As boards increasingly become less an informal network of cronies and more a hardworking corporate resource, the search for new board members becomes increasingly vital. The percentage of new directors recruited through professional search firms is steadily rising in response.

However, putting a headhunter on the case can bring its own pitfalls if badly handled. When your board decides to use an outside search firm to fill a vacancy, what do' s and don' ts should you keep in mind?

1. This is different from an executive search. For starters, your executive search firm knows it won' t get rich doing a board search. While the fee for a management search is typically a percentage of the executive' s often-hefty pay package, board searches will involve a flat fee -- and usually not for an amount that sets a headhunter' s heart racing. In fact, search firms often do director searches as a loss leader to keep their big executive search clients happy. This means that you might get what you pay for in terms of research, scope, and background checking.

Firms that specialize in board searches or matchmaking are a growth market and may do a more targeted job of finding the boardroom talent you need., Boardroom Consultants', Stybel Peabody' s, and are a few of these board search specialists. Says Boardseat' s Stephen Fowler, " You need to find a company that really understands what goes on at board meetings."

2. Be realistic. Some corporations assume that a search firm can do miracles. Dennis Carey, of Spencer Stuart in Philadephia, finds that boards come to him and, " assume we can get them Jack Welch? well, no, we can' t. So part of the process is helping the board get a reality check on who might be available based on geography, industry, schedule, and other factors." Carey says that even the most savvy of search firms still average an 8 to 1 turndown ratio when approaching top Fortune 500 execs for board seats.

3. Use the search firm to help you winnow down to a final candidate. Carey says a common search firm headache is the client who, " makes contact with more than one candidate at a time." Inevitability, that client will back off of one in preference for another, which " gives the impression that someone is more important to your board. This isn' t an executive search, where everyone knows they' re in a horse race," and the result is hard feelings.

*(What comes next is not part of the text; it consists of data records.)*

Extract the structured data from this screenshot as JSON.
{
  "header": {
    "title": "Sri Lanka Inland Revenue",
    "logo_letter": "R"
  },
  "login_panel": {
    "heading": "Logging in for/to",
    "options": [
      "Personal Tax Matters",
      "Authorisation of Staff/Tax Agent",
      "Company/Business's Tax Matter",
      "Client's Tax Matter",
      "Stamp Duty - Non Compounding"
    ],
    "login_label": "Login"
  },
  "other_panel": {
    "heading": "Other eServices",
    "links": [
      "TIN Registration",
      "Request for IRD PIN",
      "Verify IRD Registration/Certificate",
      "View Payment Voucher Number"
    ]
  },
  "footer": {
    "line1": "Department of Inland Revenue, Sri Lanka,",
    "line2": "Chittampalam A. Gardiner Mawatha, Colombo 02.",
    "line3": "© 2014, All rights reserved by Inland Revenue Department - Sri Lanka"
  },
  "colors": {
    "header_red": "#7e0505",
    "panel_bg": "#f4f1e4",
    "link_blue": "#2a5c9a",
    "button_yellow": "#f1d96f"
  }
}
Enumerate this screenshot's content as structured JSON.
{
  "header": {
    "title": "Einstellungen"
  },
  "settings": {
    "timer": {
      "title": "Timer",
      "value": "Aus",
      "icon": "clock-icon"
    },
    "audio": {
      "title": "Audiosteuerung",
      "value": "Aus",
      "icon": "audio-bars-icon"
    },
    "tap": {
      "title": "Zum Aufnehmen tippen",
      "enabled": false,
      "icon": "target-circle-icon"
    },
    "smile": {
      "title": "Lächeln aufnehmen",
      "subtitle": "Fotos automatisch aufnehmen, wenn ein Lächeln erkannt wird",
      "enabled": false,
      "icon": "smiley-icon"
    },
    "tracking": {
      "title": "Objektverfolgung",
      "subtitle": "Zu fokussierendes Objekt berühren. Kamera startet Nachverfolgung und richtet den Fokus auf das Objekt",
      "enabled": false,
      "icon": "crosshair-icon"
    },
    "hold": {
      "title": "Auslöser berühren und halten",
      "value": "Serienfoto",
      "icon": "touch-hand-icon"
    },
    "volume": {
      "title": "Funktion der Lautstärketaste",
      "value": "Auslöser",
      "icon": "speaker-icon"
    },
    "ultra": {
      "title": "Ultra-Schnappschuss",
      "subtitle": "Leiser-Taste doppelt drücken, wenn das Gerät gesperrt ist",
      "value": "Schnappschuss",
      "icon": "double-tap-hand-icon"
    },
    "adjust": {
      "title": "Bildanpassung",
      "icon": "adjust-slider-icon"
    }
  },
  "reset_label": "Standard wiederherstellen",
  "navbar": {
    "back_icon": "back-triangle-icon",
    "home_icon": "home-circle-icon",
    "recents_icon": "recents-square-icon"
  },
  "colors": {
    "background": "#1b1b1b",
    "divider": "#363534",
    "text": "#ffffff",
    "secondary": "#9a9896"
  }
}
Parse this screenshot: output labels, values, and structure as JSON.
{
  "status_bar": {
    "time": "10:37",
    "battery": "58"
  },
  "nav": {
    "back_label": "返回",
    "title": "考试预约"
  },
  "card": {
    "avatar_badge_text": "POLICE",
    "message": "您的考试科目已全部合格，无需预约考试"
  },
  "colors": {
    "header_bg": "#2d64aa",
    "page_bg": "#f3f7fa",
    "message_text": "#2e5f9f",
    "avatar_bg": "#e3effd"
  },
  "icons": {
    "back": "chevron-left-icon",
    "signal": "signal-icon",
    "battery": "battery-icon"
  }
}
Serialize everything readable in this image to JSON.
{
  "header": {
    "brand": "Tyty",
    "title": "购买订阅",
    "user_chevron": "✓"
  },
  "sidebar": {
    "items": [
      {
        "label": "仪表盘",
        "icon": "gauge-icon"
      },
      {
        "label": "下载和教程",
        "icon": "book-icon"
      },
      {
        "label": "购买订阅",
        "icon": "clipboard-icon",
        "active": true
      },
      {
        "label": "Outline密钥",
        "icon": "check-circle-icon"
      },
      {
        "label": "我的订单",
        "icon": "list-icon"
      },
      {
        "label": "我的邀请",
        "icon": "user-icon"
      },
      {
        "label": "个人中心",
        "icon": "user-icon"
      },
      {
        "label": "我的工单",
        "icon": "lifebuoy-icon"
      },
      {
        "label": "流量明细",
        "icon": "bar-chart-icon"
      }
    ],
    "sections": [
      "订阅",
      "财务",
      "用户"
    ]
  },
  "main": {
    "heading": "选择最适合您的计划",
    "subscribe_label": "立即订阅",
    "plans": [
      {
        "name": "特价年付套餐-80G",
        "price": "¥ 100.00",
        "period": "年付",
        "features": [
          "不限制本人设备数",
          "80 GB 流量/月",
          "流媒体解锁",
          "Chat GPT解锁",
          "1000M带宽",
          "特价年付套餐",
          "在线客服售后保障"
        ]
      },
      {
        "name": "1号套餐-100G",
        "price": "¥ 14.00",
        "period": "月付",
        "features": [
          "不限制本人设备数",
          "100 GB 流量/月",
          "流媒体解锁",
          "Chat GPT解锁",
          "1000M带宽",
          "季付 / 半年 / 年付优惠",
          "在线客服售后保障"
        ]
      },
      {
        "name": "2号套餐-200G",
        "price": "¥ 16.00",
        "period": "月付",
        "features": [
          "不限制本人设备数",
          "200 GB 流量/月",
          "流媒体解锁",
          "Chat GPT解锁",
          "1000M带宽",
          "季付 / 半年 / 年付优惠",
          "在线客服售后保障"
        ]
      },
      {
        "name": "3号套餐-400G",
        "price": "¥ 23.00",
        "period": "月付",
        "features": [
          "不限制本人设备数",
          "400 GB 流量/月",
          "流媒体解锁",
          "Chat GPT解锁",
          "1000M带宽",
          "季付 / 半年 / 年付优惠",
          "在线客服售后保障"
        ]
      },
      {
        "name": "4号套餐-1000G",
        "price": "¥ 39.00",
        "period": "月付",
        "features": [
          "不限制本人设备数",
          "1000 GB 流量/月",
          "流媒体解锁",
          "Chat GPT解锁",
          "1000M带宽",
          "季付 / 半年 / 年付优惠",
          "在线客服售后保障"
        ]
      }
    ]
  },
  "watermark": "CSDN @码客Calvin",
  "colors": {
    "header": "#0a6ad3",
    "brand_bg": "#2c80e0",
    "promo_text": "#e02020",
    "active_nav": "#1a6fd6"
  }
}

4. Make sure the headhunter knows who' s in charge at your end. Despite the growing power of boards, it' s still usually the CEO who works with a search firm on finding a director. Often, though, savvy CEOs want the firm to work in concert with the board' s nominating committee -- or, on occasion, the committee itself handles the search from the start. However you handle it, there should be no board/management battles from your side on who the headhunter should work through. Any smart headhunter will view such squabbling as a good reason to warn his best prospects away.

Copyright © 2001 Ralph Ward's Boardroom INSIDER